I encourage the leaders, like the gentleman from Arizona (Mr. Pastor), who has been on this issue, to continue this dialogue with the Department and the U.S. Senate in conference.

My amendment would have cut the executive office budget of HUD here in Washington, D.C., by $3.5 million and, instead, devoted those funds back to our local communities to fight homelessness among veterans, foreclosures, and the other challenges we face.

The shift of these dollars out of D.C. to our local communities would have sent a very strong message. You know, those fields offices, especially the one I had in the Tampa Bay area, was a critical access point for my neighbors and for many of the community's nonprofits.

We are being hurt by their decision, and all my amendment would have done--and I hope this dialogue will continue--is ensure that the Department remains focused on backing up what they said that they would do to ensure that our local communities would not be hurt by taking away people on the ground that interact on an everyday basis with the people we represent.

So at this time, I want to thank the gentleman from Arizona (Mr. Pastor) for his involvement in this issue and urge everyone involved in the negotiations to emphasize the importance of having HUD focused on their mission on the ground in our neighborhoods, in our cities and towns and not on the bureaucracy here in Washington, D.C.

I yield back the balance of my time.

3:54 PM EDT

G.K. Butterfield, D-NC 1st

Mr. BUTTERFIELD. Mr. Chairman, if I would have been able to offer my amendment today, it would have clarified an existing Federal highway priority corridor between Raleigh, North Carolina, and Norfolk, Virginia.

It would have also codified the corridor as a future interstate highway. This designation, Mr. Chairman, could eventually improve transportation and commerce and economic development in North Carolina and Virginia.

Eastern North Carolina, Mr. Chairman, remains one of the poorest areas in the country, despite the economic resurgence many other areas of the country have seen.

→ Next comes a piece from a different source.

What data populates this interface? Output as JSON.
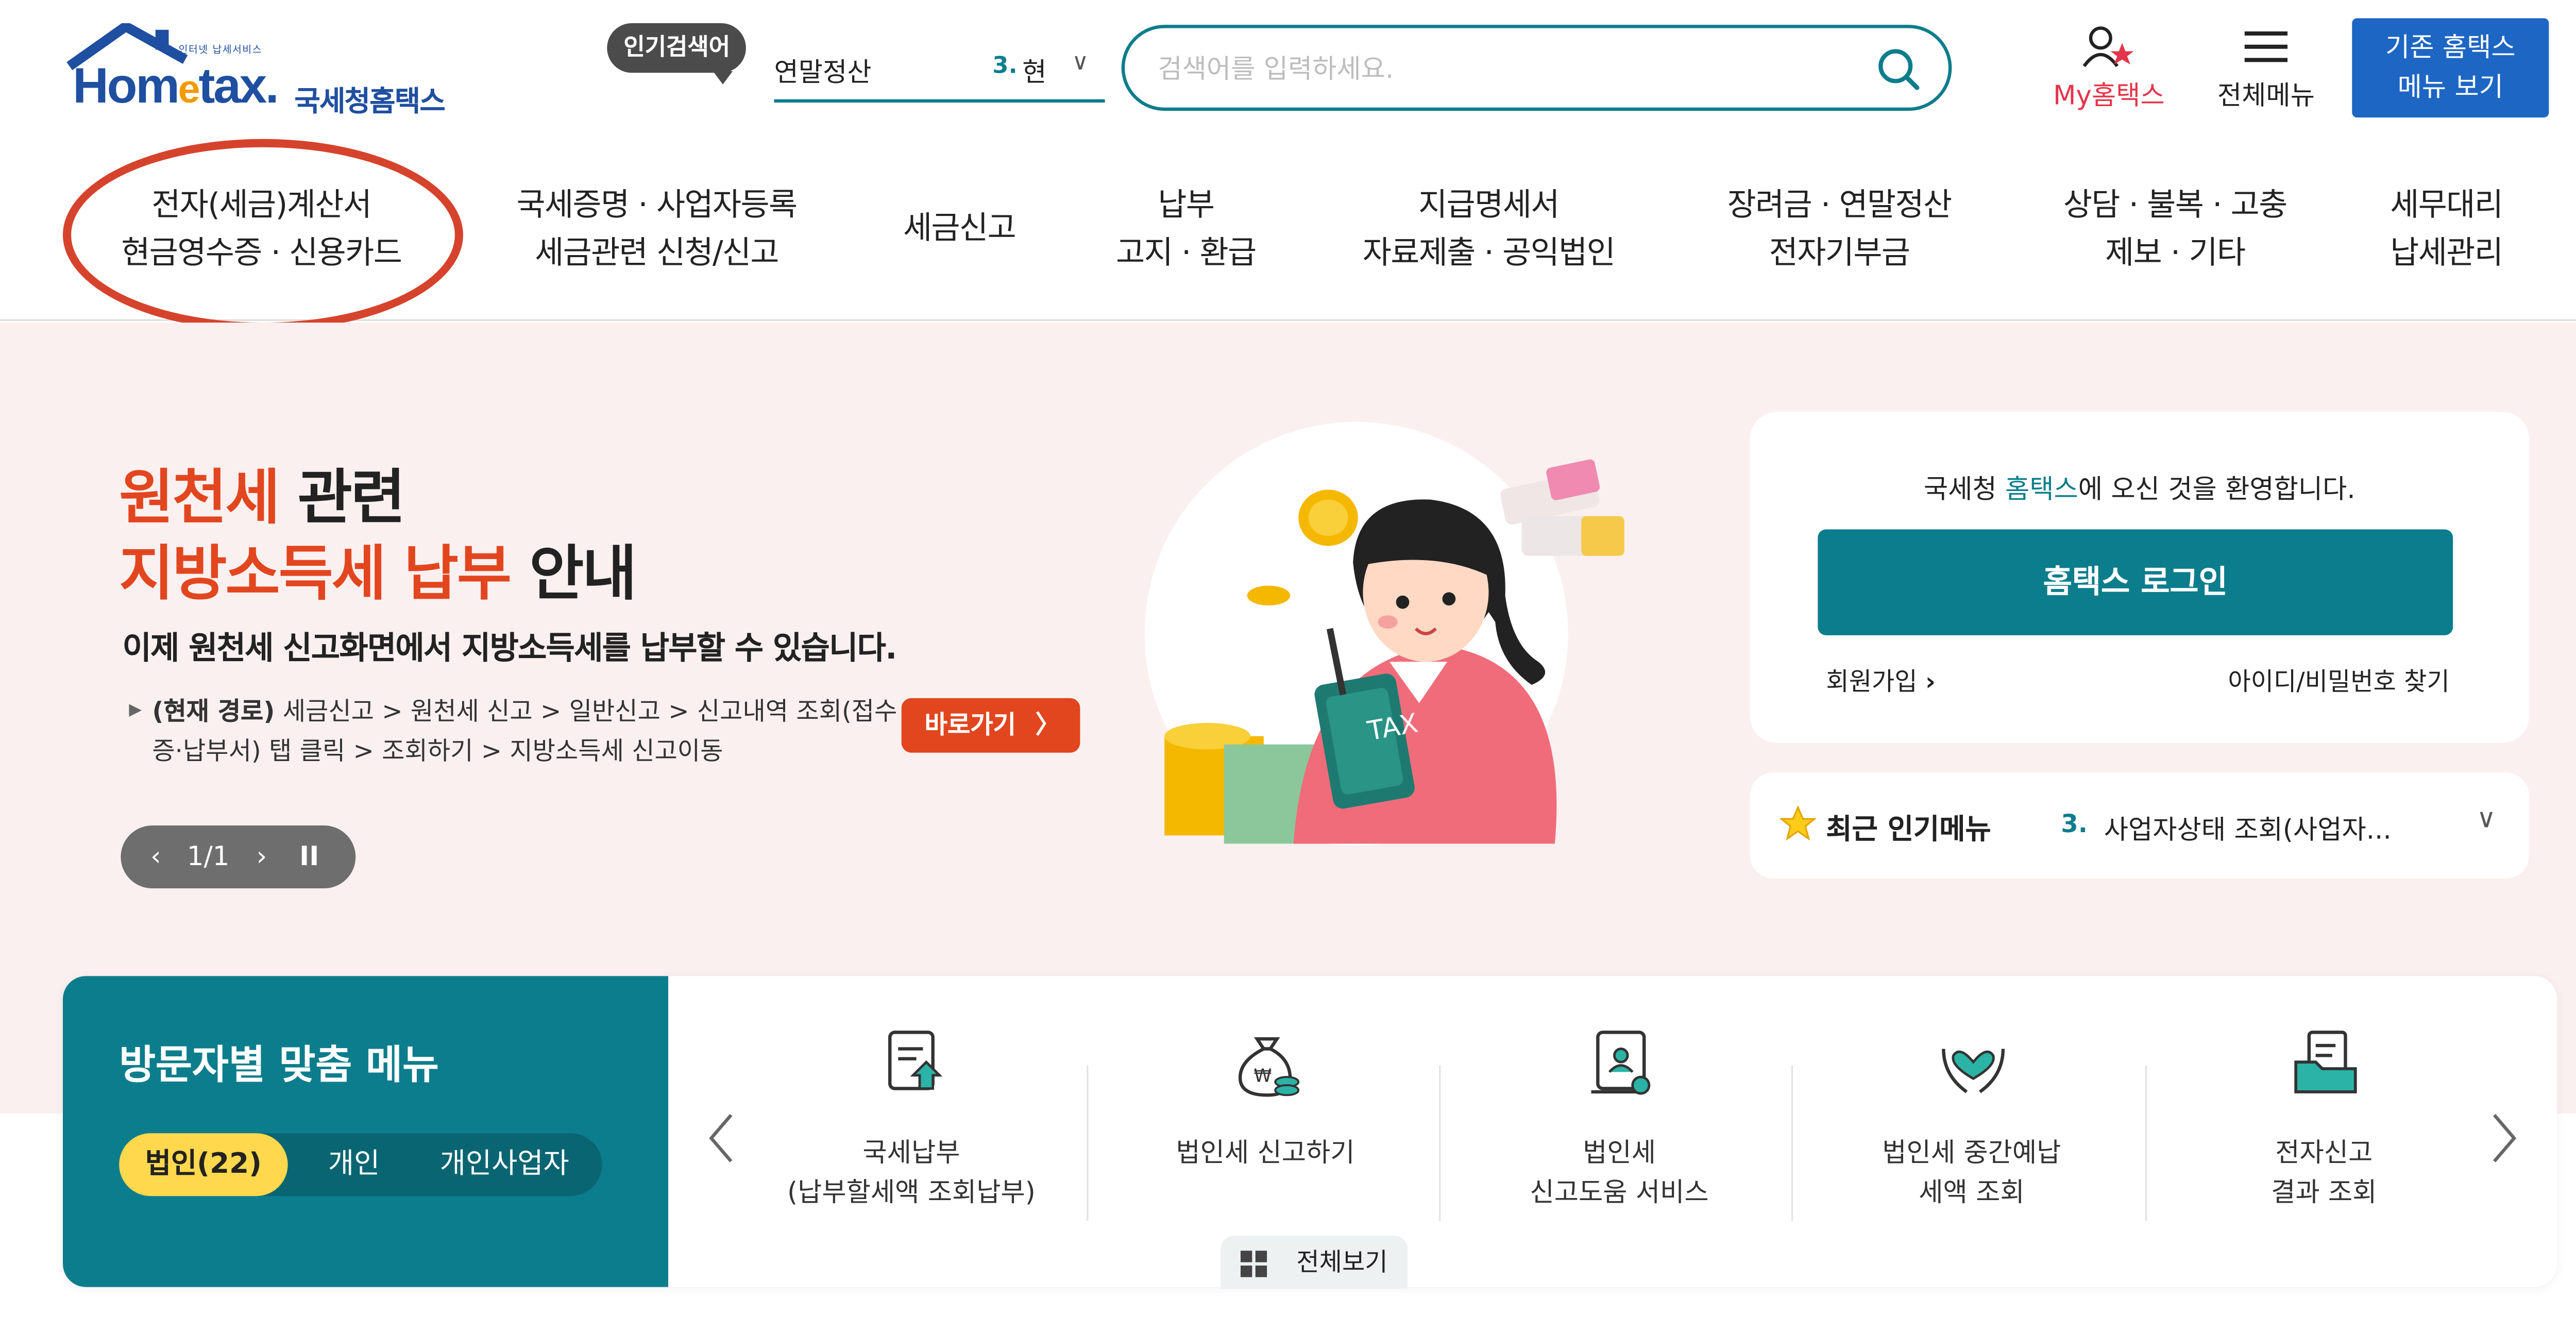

My amendment, if it had been made in order, would enable future construction between Raleigh and Norfolk to build on an existing corridor where half of the route already meets Federal freeway standards.

Improving on existing infrastructure can save taxpayer money and help expedite the project's completion.

Mr. Chairman, I urge colleagues in future debates to consider this request.

I yield back the balance of my time.

3:56 PM EDT

Tom Latham, R-IA 3rd

Mr. LATHAM. Mr. Chairman, I move that the Committee do now rise.

The motion was agreed to.

Accordingly, the Committee rose; and the Speaker pro tempore (Mr. Latham) having assumed the chair, Mr. Chaffetz, Acting Chair of the Committee of the Whole House on the state of the Union, reported that that Committee, having had under consideration the bill (H.R. 4745) making appropriations for the Departments of Transportation, and Housing and Urban Development, and related agencies for the fiscal year ending September 30, 2015, and for other purposes, had come to no resolution

thereon.

END